● **Task**: Print all the entries verbatim.

● **Stored data**:

# # # # #

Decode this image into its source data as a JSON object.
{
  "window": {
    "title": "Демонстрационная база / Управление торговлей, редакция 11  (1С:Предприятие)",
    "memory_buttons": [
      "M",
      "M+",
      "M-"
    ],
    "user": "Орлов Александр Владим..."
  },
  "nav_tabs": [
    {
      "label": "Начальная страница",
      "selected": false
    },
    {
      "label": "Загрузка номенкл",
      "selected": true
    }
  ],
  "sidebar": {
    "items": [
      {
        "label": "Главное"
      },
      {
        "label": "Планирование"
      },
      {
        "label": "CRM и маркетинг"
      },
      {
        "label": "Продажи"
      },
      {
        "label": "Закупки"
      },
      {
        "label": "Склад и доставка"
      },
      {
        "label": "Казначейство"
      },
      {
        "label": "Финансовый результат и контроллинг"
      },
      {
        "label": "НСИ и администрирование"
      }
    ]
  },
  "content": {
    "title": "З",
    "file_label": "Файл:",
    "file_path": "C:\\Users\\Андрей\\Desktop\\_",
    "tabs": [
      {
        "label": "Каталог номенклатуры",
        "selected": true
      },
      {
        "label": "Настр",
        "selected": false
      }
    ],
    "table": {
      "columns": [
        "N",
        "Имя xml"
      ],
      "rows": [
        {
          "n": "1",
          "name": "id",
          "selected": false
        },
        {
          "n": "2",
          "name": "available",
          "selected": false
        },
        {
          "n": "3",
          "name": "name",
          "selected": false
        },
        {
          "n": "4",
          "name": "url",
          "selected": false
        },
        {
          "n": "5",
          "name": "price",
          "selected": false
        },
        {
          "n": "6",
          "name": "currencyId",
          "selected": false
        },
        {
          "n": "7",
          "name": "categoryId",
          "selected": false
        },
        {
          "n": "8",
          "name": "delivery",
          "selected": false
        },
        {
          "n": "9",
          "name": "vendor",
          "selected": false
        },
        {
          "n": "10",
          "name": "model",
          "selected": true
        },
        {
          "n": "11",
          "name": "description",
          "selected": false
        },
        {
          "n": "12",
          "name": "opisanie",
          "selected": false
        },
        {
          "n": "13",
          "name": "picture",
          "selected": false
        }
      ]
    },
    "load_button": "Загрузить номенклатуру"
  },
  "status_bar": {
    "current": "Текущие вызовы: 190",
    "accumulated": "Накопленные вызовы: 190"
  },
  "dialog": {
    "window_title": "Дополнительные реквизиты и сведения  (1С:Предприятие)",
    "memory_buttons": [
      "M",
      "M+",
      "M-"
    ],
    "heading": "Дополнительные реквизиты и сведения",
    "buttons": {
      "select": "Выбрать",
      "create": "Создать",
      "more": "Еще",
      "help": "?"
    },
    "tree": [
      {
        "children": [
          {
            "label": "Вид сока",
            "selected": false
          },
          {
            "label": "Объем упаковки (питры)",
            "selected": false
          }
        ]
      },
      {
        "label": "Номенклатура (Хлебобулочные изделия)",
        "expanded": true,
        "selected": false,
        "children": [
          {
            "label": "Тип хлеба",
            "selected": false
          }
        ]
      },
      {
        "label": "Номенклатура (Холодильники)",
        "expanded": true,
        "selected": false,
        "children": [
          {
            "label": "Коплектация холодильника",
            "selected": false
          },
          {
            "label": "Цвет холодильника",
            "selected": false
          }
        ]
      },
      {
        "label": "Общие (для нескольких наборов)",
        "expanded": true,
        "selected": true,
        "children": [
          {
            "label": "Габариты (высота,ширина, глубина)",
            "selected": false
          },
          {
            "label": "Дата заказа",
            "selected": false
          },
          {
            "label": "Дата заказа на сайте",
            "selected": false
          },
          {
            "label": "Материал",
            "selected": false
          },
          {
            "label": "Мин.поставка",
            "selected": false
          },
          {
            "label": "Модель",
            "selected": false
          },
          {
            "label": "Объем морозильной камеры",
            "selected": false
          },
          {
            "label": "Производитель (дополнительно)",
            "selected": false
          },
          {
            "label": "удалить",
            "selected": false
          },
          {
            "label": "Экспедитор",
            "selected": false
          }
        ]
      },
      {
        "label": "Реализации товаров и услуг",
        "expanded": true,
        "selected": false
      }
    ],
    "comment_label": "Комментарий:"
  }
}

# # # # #

● **Answer to this exercise**:
Decode this image into its source data as a JSON object.
{
  "window": {
    "title": "Демонстрационная база / Управление торговлей, редакция 11  (1С:Предприятие)",
    "memory_buttons": [
      "M",
      "M+",
      "M-"
    ],
    "user": "Орлов Александр Владим..."
  },
  "nav_tabs": [
    {
      "label": "Начальная страница",
      "selected": false
    },
    {
      "label": "Загрузка номенкл",
      "selected": true
    }
  ],
  "sidebar": {
    "items": [
      {
        "label": "Главное"
      },
      {
        "label": "Планирование"
      },
      {
        "label": "CRM и маркетинг"
      },
      {
        "label": "Продажи"
      },
      {
        "label": "Закупки"
      },
      {
        "label": "Склад и доставка"
      },
      {
        "label": "Казначейство"
      },
      {
        "label": "Финансовый результат и контроллинг"
      },
      {
        "label": "НСИ и администрирование"
      }
    ]
  },
  "content": {
    "title": "З",
    "file_label": "Файл:",
    "file_path": "C:\\Users\\Андрей\\Desktop\\_",
    "tabs": [
      {
        "label": "Каталог номенклатуры",
        "selected": true
      },
      {
        "label": "Настр",
        "selected": false
      }
    ],
    "table": {
      "columns": [
        "N",
        "Имя xml"
      ],
      "rows": [
        {
          "n": "1",
          "name": "id",
          "selected": false
        },
        {
          "n": "2",
          "name": "available",
          "selected": false
        },
        {
          "n": "3",
          "name": "name",
          "selected": false
        },
        {
          "n": "4",
          "name": "url",
          "selected": false
        },
        {
          "n": "5",
          "name": "price",
          "selected": false
        },
        {
          "n": "6",
          "name": "currencyId",
          "selected": false
        },
        {
          "n": "7",
          "name": "categoryId",
          "selected": false
        },
        {
          "n": "8",
          "name": "delivery",
          "selected": false
        },
        {
          "n": "9",
          "name": "vendor",
          "selected": false
        },
        {
          "n": "10",
          "name": "model",
          "selected": true
        },
        {
          "n": "11",
          "name": "description",
          "selected": false
        },
        {
          "n": "12",
          "name": "opisanie",
          "selected": false
        },
        {
          "n": "13",
          "name": "picture",
          "selected": false
        }
      ]
    },
    "load_button": "Загрузить номенклатуру"
  },
  "status_bar": {
    "current": "Текущие вызовы: 190",
    "accumulated": "Накопленные вызовы: 190"
  },
  "dialog": {
    "window_title": "Дополнительные реквизиты и сведения  (1С:Предприятие)",
    "memory_buttons": [
      "M",
      "M+",
      "M-"
    ],
    "heading": "Дополнительные реквизиты и сведения",
    "buttons": {
      "select": "Выбрать",
      "create": "Создать",
      "more": "Еще",
      "help": "?"
    },
    "tree": [
      {
        "children": [
          {
            "label": "Вид сока",
            "selected": false
          },
          {
            "label": "Объем упаковки (питры)",
            "selected": false
          }
        ]
      },
      {
        "label": "Номенклатура (Хлебобулочные изделия)",
        "expanded": true,
        "selected": false,
        "children": [
          {
            "label": "Тип хлеба",
            "selected": false
          }
        ]
      },
      {
        "label": "Номенклатура (Холодильники)",
        "expanded": true,
        "selected": false,
        "children": [
          {
            "label": "Коплектация холодильника",
            "selected": false
          },
          {
            "label": "Цвет холодильника",
            "selected": false
          }
        ]
      },
      {
        "label": "Общие (для нескольких наборов)",
        "expanded": true,
        "selected": true,
        "children": [
          {
            "label": "Габариты (высота,ширина, глубина)",
            "selected": false
          },
          {
            "label": "Дата заказа",
            "selected": false
          },
          {
            "label": "Дата заказа на сайте",
            "selected": false
          },
          {
            "label": "Материал",
            "selected": false
          },
          {
            "label": "Мин.поставка",
            "selected": false
          },
          {
            "label": "Модель",
            "selected": false
          },
          {
            "label": "Объем морозильной камеры",
            "selected": false
          },
          {
            "label": "Производитель (дополнительно)",
            "selected": false
          },
          {
            "label": "удалить",
            "selected": false
          },
          {
            "label": "Экспедитор",
            "selected": false
          }
        ]
      },
      {
        "label": "Реализации товаров и услуг",
        "expanded": true,
        "selected": false
      }
    ],
    "comment_label": "Комментарий:"
  }
}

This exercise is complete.